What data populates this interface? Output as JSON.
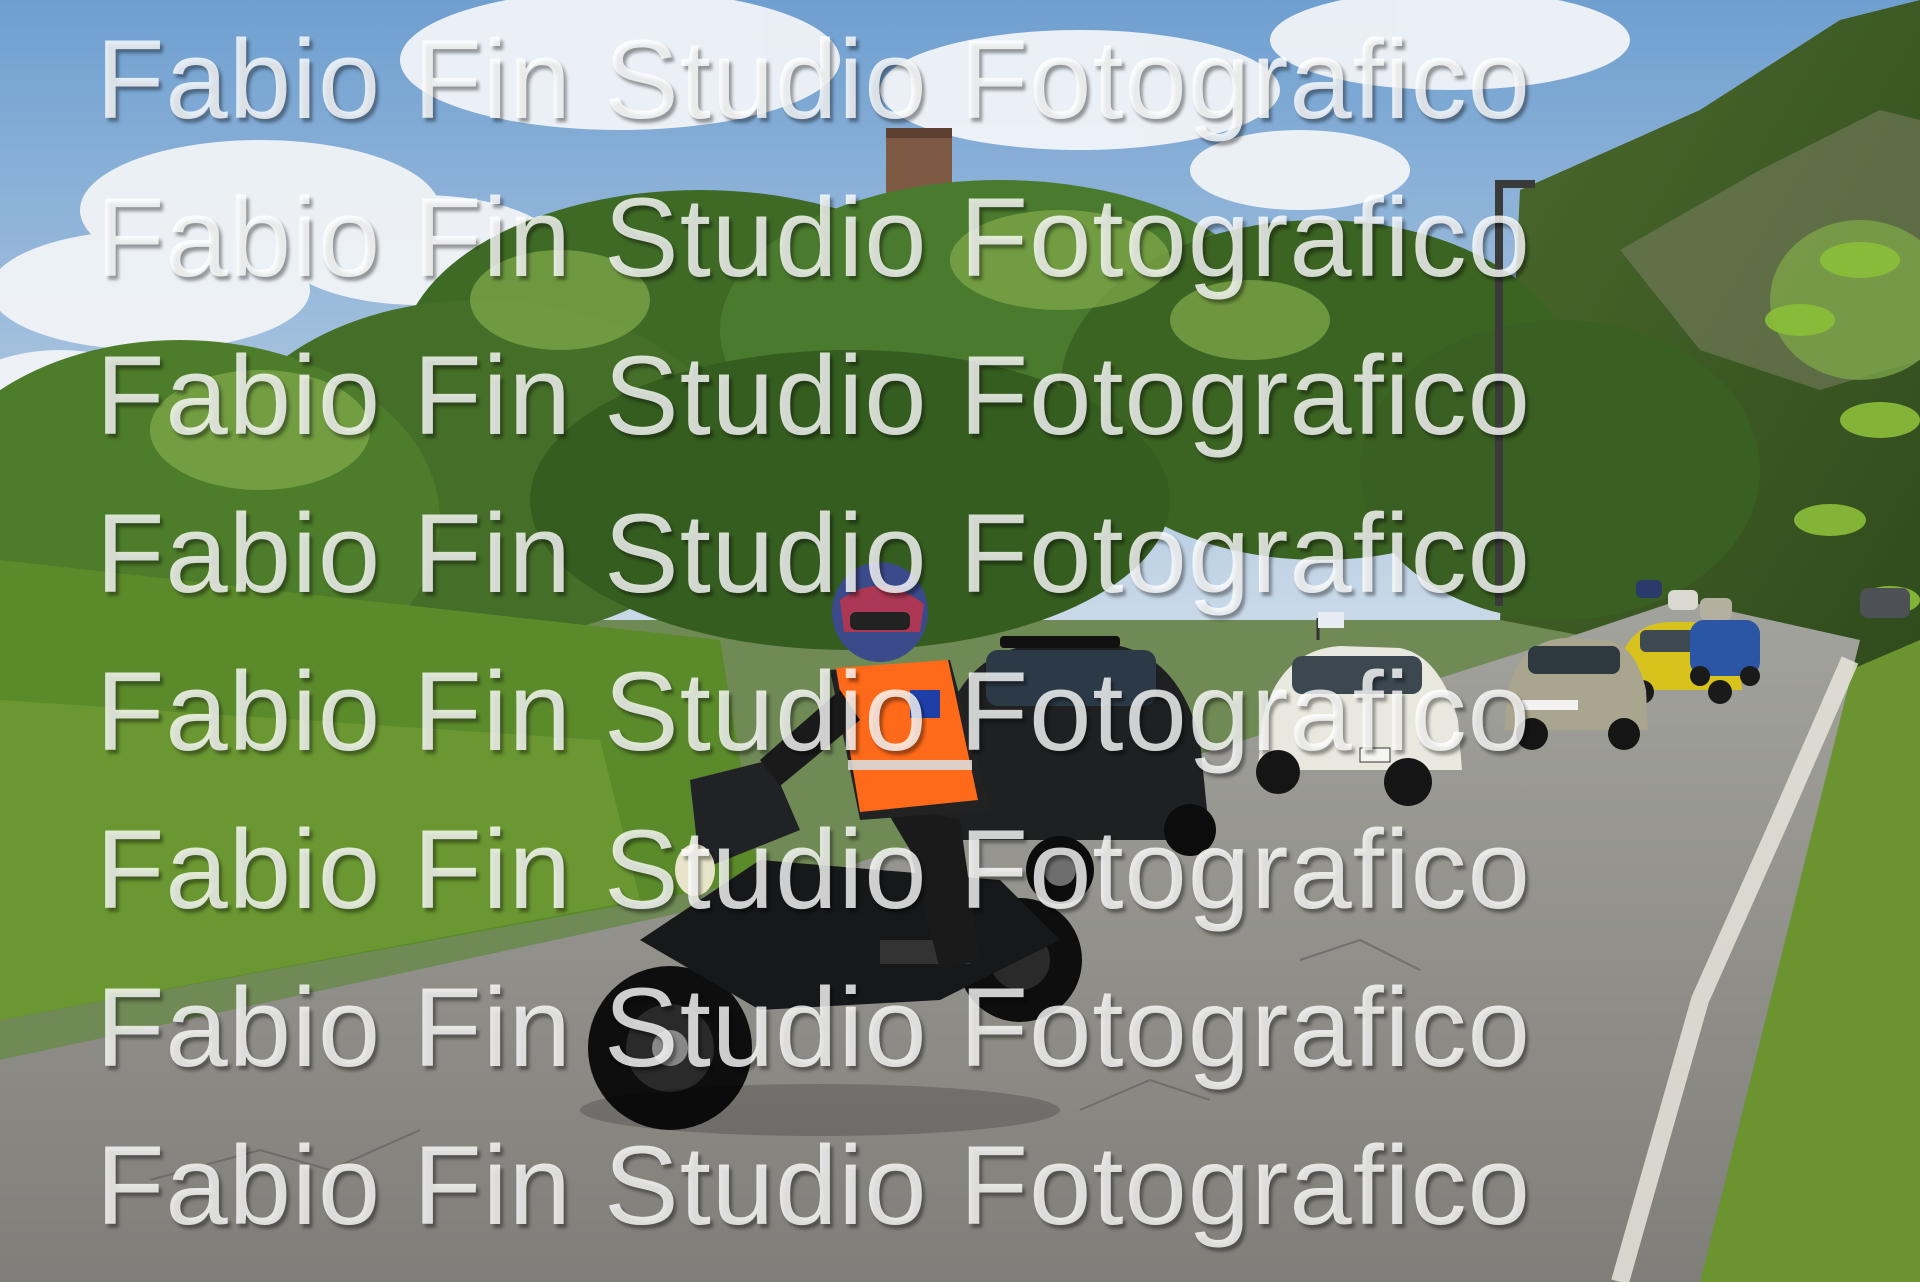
{
  "watermark": {
    "lines": [
      "Fabio Fin Studio Fotografico",
      "Fabio Fin Studio Fotografico",
      "Fabio Fin Studio Fotografico",
      "Fabio Fin Studio Fotografico",
      "Fabio Fin Studio Fotografico",
      "Fabio Fin Studio Fotografico",
      "Fabio Fin Studio Fotografico",
      "Fabio Fin Studio Fotografico"
    ]
  },
  "colors": {
    "sky": "#8fb3d6",
    "foliage": "#4f7a2c",
    "road": "#8d8b86",
    "vest": "#ff6a1a",
    "car_dark": "#1e2022",
    "car_white": "#e9e8df",
    "car_yellow": "#d8c21c"
  }
}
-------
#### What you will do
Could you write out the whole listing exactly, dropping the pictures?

#### Expected output
What data populates this interface? Output as JSON.
{
  "watermark": {
    "lines": [
      "Fabio Fin Studio Fotografico",
      "Fabio Fin Studio Fotografico",
      "Fabio Fin Studio Fotografico",
      "Fabio Fin Studio Fotografico",
      "Fabio Fin Studio Fotografico",
      "Fabio Fin Studio Fotografico",
      "Fabio Fin Studio Fotografico",
      "Fabio Fin Studio Fotografico"
    ]
  },
  "colors": {
    "sky": "#8fb3d6",
    "foliage": "#4f7a2c",
    "road": "#8d8b86",
    "vest": "#ff6a1a",
    "car_dark": "#1e2022",
    "car_white": "#e9e8df",
    "car_yellow": "#d8c21c"
  }
}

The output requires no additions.